◆ Records:
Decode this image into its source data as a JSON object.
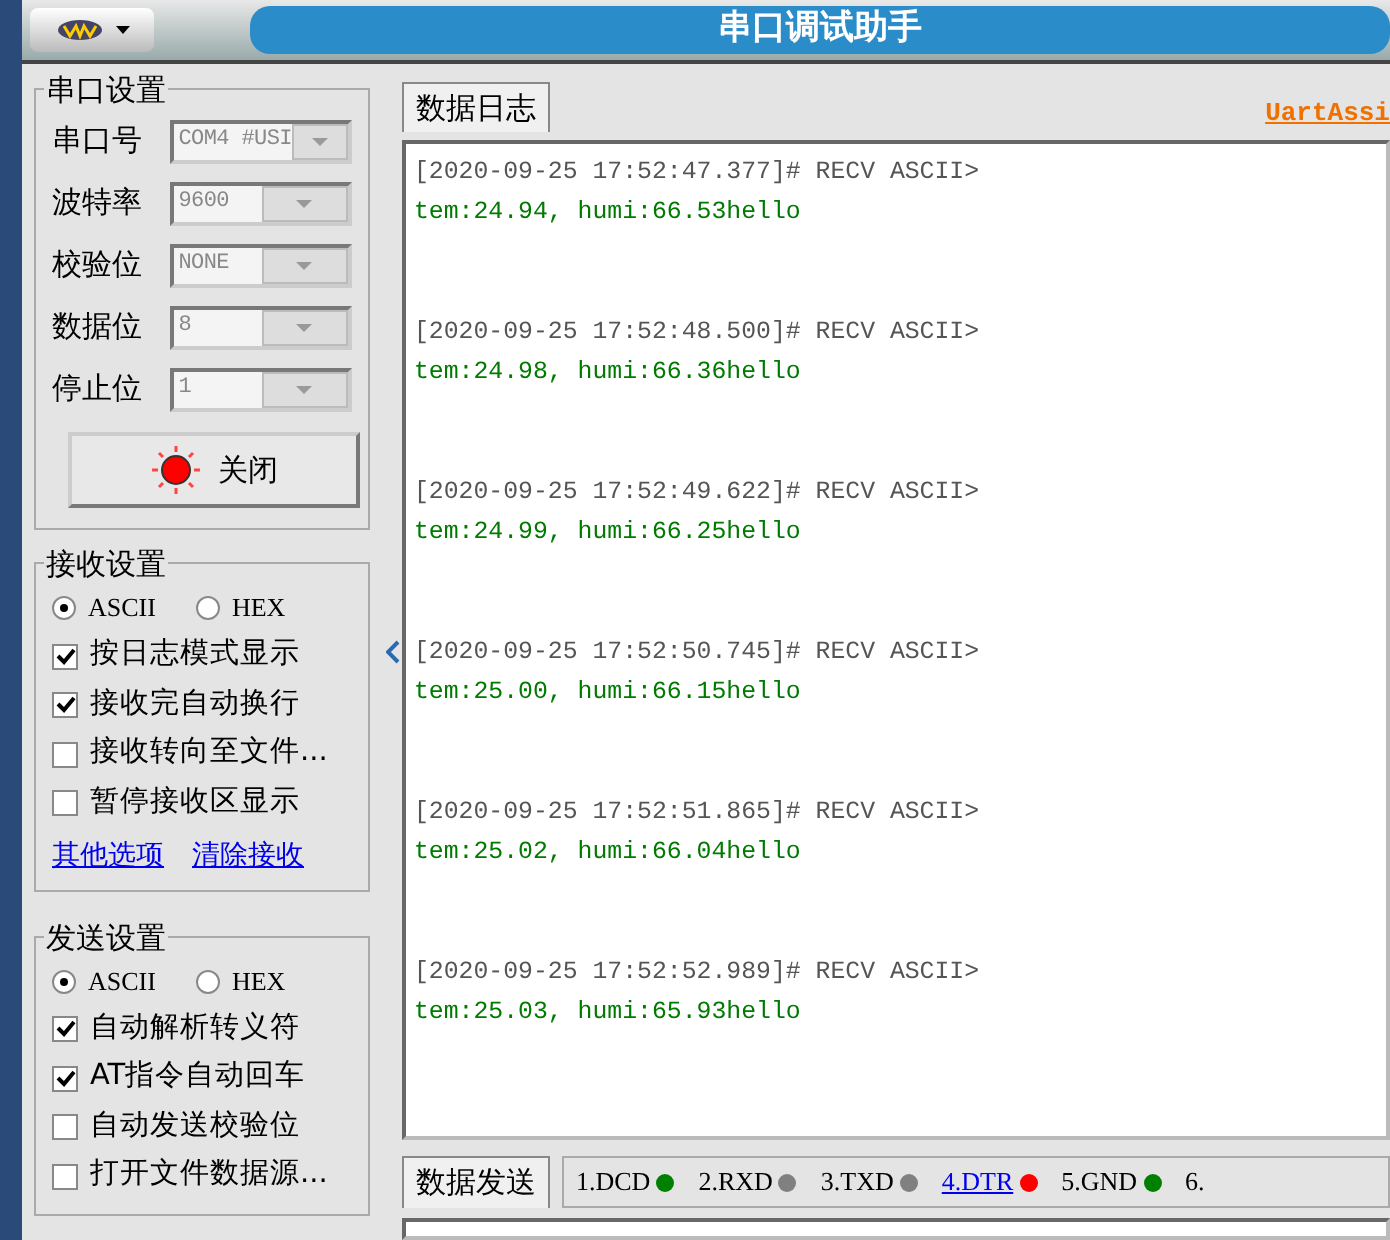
{
  "window": {
    "title": "串口调试助手"
  },
  "serial_settings": {
    "title": "串口设置",
    "fields": [
      {
        "label": "串口号",
        "value": "COM4 #USI"
      },
      {
        "label": "波特率",
        "value": "9600"
      },
      {
        "label": "校验位",
        "value": "NONE"
      },
      {
        "label": "数据位",
        "value": "8"
      },
      {
        "label": "停止位",
        "value": "1"
      }
    ],
    "open_button": {
      "label": "关闭",
      "on": true
    }
  },
  "receive_settings": {
    "title": "接收设置",
    "modes": [
      {
        "label": "ASCII",
        "selected": true
      },
      {
        "label": "HEX",
        "selected": false
      }
    ],
    "options": [
      {
        "label": "按日志模式显示",
        "checked": true
      },
      {
        "label": "接收完自动换行",
        "checked": true
      },
      {
        "label": "接收转向至文件...",
        "checked": false
      },
      {
        "label": "暂停接收区显示",
        "checked": false
      }
    ],
    "links": [
      "其他选项",
      "清除接收"
    ]
  },
  "send_settings": {
    "title": "发送设置",
    "modes": [
      {
        "label": "ASCII",
        "selected": true
      },
      {
        "label": "HEX",
        "selected": false
      }
    ],
    "options": [
      {
        "label": "自动解析转义符",
        "checked": true
      },
      {
        "label": "AT指令自动回车",
        "checked": true
      },
      {
        "label": "自动发送校验位",
        "checked": false
      },
      {
        "label": "打开文件数据源...",
        "checked": false
      }
    ]
  },
  "log_tab": {
    "label": "数据日志",
    "selected": true
  },
  "brand_link": "UartAssi",
  "log": [
    {
      "header": "[2020-09-25 17:52:47.377]# RECV ASCII>",
      "data": "tem:24.94, humi:66.53hello"
    },
    {
      "header": "[2020-09-25 17:52:48.500]# RECV ASCII>",
      "data": "tem:24.98, humi:66.36hello"
    },
    {
      "header": "[2020-09-25 17:52:49.622]# RECV ASCII>",
      "data": "tem:24.99, humi:66.25hello"
    },
    {
      "header": "[2020-09-25 17:52:50.745]# RECV ASCII>",
      "data": "tem:25.00, humi:66.15hello"
    },
    {
      "header": "[2020-09-25 17:52:51.865]# RECV ASCII>",
      "data": "tem:25.02, humi:66.04hello"
    },
    {
      "header": "[2020-09-25 17:52:52.989]# RECV ASCII>",
      "data": "tem:25.03, humi:65.93hello"
    }
  ],
  "send_tab": {
    "label": "数据发送",
    "selected": true
  },
  "signals": [
    {
      "label": "1.DCD",
      "color": "#008000",
      "kind": "plain"
    },
    {
      "label": "2.RXD",
      "color": "#808080",
      "kind": "plain"
    },
    {
      "label": "3.TXD",
      "color": "#808080",
      "kind": "plain"
    },
    {
      "label": "4.DTR",
      "color": "#ff0000",
      "kind": "link"
    },
    {
      "label": "5.GND",
      "color": "#008000",
      "kind": "plain"
    },
    {
      "label": "6.",
      "kind": "plain"
    }
  ]
}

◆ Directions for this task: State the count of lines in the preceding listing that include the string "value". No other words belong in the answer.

◆ Solution to the exercise: 5